Member States of the World Health Organization (WHO) adopted a resolution on integrated people-centred eye care at the 73rd World Health Assembly in 2021. The resolution urged Member States to implement this new approach to eye care in their own health systems, and tasked WHO with developing a set of tools and guidelines to support this process. This led to the development of the Guide for Action (the Guide), which was published in May 2022.1
The WHO Guide for Action’s Analyse, Plan, Do, Review cycle
Analyse, Plan and Do – approximately 3–5 years
Annual review and modification of operational plan
The Guide for Action offers step-by-step support to member countries to plan, implement, and monitor integrated people-centred eye care. It recommends that countries carry out an ‘Analyse–Plan–Do–Review’ cycle (Figure 1) by using the four tools developed alongside the Guide.
The primary audiences for the Guide are governments of low- and middle-income countries (LMICs) and the agencies working with them; it is designed for use at the national level but can also be used at the sub-national level.
For further information on the Guide, please visit: bit.ly/GuideAction. To learn more about integrated people-centred eye care, sign up for the course here: bit.ly/3EQQHMh
How was the Guide developed?
Establishment of expert groups
WHO established groups made up of experts in the fields of public health and methodology, as well as clinical experts from the field of eye care. A total of 360 experts were selected based on recommendations from professional associations and existing WHO networks, and to ensure balanced representation with respect to gender, geographical region, and income setting; their declarations of interest were also assessed. The groups provided technical input throughout the process of developing the Guide and its accompanying tools.
Scoping and systematic reviews

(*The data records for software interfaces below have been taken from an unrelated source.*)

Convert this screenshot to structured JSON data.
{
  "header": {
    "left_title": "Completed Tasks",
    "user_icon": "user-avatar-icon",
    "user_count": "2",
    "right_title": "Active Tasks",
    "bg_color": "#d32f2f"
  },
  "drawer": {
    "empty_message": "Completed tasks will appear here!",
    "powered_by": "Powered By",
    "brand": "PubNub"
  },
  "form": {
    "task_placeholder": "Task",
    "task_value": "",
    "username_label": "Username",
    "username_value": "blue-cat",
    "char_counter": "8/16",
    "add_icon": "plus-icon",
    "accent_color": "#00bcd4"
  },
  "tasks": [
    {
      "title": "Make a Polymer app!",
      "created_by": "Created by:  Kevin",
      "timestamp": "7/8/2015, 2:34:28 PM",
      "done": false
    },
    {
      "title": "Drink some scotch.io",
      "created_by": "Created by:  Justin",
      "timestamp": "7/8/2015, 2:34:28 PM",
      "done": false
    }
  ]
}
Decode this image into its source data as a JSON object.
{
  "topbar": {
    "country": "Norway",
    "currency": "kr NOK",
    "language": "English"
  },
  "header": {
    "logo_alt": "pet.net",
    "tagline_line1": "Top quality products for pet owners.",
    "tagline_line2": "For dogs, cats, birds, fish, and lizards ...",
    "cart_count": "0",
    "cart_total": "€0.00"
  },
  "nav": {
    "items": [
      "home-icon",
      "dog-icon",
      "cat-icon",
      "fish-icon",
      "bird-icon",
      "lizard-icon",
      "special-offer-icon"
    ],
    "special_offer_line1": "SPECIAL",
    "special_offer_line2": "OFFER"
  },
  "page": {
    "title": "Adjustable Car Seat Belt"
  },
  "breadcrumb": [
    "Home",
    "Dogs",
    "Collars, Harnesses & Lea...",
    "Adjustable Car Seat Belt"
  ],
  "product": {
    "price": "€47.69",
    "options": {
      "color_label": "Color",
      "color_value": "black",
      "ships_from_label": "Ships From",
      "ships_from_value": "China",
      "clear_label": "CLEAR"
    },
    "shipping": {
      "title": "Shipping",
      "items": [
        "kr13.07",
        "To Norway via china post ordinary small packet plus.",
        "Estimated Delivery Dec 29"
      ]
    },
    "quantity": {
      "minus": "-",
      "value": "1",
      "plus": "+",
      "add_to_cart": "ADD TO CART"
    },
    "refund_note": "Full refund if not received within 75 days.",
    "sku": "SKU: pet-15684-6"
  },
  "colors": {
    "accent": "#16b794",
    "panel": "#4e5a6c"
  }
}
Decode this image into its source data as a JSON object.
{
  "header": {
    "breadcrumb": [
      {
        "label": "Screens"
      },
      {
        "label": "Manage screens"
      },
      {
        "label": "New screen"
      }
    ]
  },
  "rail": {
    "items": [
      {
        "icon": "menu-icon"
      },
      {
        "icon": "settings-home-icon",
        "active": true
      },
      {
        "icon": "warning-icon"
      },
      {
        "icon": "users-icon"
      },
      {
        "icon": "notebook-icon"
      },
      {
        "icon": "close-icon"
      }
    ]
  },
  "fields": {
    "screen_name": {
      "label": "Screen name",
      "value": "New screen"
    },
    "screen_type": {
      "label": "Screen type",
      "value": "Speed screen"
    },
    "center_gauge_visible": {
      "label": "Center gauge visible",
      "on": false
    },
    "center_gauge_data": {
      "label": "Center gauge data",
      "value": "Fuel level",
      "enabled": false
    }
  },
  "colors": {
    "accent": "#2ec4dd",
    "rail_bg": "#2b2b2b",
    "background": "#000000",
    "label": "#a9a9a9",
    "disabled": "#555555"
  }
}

The groups, in collaboration with methodologists and academics from relevant disciplines, carried out literature reviews to identify the best available evidence that could inform the development of each tool. The literature reviews were published in well-known academic journals, which means they were subjected to independent and rigorous peer review.
A stepwise process was then carried out among each expert group to achieve consensus on the technical elements of the tools. This included obtaining input from experts via online surveys, hosting virtual group consultations, and getting independent written feedback. Decision making was guided by two criteria:
- What is the evidence for each tool?
- Are they practical, and could they be realistically implemented within low- and middle-income countries?
Each tool underwent peer review to obtain feedback and recommendations for revisions. Peer reviewers included individuals from relevant WHO departments as well as eye care and public health experts.
Government health planners and service providers, as well as non-governmental organisations supporting eye care, are now encouraged to use the Guide as needed. In order to successfully implement action and improve eye care sustainably, it is important for governments to take lead in the implementation of the Guide, and for governments to ensure that any plans they develop are aligned and integrated within wider health plans and budgets.
1 Eye care in health systems: guide for action. Geneva: World Health Organization; 2022. bit.ly/GuideAction